A growing number of studies indicates that NIBS could be useful in chronic stroke rehabilitation (Hummel and Cohen, 2006;Sandrini and Cohen, 2013; Liew et al., 2014; Wessel et al., 2015), but no one compared directly the two techniques or explored the link between cognitive and motor improvement. TMS is able to directly induce action potentials in the axons while the currents used in tDCS (1–2 mA) cannot. The first technique is, therefore, best suited to be used offline, while the second can be used online in conjunction with other rehabilitation techniques or tasks (Wessel et al., 2015). Simis et al. (2013) compared rTMS and tDCS in healthy subjects, observing that both techniques induced similar motor gains. The comparison of brain plasticity induced by NIBS in pathologic subjects could thus extend significantly the Simis’ results.
In this paper, the primary aim was to evaluate and compare the motor and cognitive changes induced by rTMS and tDCS in the upper limb rehabilitation in patients with stroke, both in short and in long term outcome. Secondarily we searched for a possible link between motor and cognitive measures.

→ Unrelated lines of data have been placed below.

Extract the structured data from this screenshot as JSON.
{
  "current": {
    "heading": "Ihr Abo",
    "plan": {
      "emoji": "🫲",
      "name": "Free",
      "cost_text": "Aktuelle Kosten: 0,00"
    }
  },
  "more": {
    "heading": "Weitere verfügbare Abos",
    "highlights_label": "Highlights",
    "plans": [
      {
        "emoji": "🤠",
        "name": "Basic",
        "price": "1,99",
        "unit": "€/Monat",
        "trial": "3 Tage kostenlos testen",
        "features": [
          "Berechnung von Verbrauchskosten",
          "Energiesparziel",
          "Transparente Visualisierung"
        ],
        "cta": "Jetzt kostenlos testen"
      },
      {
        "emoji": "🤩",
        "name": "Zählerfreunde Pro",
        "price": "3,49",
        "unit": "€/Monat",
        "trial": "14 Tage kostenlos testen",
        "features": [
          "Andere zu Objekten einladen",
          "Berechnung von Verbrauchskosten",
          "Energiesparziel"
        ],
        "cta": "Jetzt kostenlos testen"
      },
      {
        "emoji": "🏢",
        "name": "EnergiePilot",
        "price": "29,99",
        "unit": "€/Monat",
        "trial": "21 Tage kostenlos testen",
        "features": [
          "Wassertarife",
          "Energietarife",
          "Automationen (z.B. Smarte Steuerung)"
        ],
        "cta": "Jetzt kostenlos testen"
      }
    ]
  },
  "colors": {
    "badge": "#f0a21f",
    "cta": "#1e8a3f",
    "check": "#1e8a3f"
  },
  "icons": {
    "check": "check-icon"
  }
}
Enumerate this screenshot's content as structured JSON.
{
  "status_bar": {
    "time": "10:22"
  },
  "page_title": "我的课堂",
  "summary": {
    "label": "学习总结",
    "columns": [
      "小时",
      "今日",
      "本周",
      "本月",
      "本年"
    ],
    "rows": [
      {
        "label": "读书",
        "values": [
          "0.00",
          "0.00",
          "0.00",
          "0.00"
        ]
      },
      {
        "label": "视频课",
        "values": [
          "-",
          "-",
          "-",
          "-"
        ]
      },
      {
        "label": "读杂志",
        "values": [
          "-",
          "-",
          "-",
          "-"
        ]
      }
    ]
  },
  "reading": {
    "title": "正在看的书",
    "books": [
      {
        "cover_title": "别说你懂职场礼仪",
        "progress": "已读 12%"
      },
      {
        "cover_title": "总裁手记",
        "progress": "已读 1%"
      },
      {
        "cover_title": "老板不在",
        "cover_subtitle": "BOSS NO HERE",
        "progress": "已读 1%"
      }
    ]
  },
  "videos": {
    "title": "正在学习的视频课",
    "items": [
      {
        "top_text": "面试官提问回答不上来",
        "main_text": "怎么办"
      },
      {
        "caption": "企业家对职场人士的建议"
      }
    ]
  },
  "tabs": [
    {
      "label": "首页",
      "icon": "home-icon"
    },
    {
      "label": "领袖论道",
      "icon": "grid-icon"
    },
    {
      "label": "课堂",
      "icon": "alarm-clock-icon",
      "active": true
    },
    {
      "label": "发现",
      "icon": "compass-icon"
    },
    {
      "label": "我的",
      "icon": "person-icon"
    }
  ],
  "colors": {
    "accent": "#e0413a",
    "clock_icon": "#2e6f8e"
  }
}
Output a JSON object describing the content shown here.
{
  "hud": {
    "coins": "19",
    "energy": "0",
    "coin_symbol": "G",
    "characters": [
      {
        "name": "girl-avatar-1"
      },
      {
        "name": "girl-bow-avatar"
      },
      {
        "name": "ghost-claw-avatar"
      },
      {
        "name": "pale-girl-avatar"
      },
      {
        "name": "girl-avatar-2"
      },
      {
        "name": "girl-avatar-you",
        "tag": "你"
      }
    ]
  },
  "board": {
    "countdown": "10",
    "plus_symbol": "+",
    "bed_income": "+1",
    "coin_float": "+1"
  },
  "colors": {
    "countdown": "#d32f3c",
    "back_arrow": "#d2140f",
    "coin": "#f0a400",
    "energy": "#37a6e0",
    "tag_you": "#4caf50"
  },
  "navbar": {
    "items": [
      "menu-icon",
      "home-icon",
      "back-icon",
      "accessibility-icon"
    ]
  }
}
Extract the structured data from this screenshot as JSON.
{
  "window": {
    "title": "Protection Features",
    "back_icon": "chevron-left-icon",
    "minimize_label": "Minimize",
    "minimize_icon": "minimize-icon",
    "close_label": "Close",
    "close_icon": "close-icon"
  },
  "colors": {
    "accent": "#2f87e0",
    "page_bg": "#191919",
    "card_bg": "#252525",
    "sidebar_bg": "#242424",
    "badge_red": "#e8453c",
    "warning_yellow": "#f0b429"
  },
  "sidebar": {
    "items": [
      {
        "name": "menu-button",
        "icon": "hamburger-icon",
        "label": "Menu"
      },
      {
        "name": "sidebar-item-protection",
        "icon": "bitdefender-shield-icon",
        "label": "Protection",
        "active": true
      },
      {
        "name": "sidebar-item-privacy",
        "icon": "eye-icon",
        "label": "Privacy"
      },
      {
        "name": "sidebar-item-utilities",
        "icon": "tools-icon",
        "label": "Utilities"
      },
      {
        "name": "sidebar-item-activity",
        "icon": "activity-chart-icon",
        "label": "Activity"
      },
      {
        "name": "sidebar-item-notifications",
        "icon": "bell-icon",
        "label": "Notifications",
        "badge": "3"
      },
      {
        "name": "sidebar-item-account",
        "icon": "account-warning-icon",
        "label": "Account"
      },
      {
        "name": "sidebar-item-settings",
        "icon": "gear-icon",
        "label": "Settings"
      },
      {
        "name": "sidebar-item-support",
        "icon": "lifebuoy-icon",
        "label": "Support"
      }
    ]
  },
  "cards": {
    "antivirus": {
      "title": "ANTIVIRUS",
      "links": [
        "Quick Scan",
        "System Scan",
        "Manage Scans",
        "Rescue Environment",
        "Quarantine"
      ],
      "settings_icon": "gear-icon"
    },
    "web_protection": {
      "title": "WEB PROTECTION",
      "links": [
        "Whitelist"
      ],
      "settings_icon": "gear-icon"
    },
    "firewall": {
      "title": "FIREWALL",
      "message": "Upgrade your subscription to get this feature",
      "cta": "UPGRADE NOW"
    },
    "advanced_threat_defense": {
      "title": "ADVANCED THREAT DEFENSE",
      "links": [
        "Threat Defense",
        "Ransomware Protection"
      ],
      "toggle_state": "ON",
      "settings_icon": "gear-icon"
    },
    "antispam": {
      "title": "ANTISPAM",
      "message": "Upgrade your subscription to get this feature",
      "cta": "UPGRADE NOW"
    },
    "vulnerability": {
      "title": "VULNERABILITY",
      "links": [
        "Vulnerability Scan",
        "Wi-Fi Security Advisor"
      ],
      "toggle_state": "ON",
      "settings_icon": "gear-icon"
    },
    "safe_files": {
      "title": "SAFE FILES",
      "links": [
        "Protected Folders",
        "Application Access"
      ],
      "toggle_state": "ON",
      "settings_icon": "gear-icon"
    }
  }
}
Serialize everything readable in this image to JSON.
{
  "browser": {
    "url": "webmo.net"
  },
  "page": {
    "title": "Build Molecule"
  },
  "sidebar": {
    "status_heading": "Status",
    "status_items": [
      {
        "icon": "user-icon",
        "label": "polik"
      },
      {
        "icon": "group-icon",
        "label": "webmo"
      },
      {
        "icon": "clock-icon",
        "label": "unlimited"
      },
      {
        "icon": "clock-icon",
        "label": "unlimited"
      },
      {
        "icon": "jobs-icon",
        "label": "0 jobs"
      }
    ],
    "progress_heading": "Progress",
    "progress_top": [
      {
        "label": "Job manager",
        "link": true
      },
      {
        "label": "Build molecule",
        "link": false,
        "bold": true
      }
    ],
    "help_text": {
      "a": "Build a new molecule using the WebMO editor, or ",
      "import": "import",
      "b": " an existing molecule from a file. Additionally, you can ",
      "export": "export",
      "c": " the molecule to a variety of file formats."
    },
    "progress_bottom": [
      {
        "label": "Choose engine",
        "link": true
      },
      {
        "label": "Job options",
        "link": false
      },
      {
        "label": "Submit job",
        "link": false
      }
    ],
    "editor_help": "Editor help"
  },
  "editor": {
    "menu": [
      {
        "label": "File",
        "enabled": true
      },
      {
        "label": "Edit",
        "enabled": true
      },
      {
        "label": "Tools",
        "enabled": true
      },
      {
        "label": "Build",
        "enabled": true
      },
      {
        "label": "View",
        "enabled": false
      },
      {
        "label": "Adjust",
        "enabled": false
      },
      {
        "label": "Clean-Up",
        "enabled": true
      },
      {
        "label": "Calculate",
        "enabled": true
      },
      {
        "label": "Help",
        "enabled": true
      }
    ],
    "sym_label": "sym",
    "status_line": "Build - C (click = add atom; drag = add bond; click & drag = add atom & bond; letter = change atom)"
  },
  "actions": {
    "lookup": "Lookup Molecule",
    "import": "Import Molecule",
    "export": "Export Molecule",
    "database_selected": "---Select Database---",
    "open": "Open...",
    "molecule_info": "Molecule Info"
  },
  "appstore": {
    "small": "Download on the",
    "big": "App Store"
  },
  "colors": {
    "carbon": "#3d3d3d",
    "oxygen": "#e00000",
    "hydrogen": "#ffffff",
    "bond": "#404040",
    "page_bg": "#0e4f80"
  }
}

We chose the most effective paradigm of rTMS in chronic stroke according to meta-analyses and consensus papers (Lefaucheur et al., 2014), a low-frequency protocol applied onto the controlesional motor cortex (M1). For tDCS, in the absence of a gold standard, we chose a paradigm with a dual sites montage validated in non-inferiority trials (Schlaug et al., 2008; Lüdemann-Podubecká et al., 2014). The tDCS was performed in conjunction with a cognitive training focused on the brain representation of the hands, the mirror-box therapy (MT), to direct the neuromodulation effect as wished. Our aim was to create a paradigm easy to apply in a clinical setting.
To compare the NIBS techniques in the same patients we created a treatment longer than usual applying a second cycle of stimulation, after a washout period, using different techniques in the two cycles (rTMS/tDCS).
A randomized clinical trial divided into three studies was designed to explore the following issues:
A longer NIBS stimulation could be beneficial in stroke rehabilitation?
What are the differences between rTMS and tDCS in stroke rehabilitation?
NIBS motor stimulation effects can modulate or be modulated by patients’ cognitive status?
In the first study we evaluated if a cumulative effect, mediated by an offline improvement (consolidation or savings), was clinically detectable. We also evaluated the differences between a first priming cycle with rTMS followed by tDCS and first priming with tDCS followed by rTMS.
In the second study we compared the effects of the two techniques to test if brain plasticity effects could depend on the type of NIBS. In the third study, we searched for a possible link between motor and cognition changes, evaluating if cognitive measures changed in patients with motor improvement differently from the patients without motor improvement.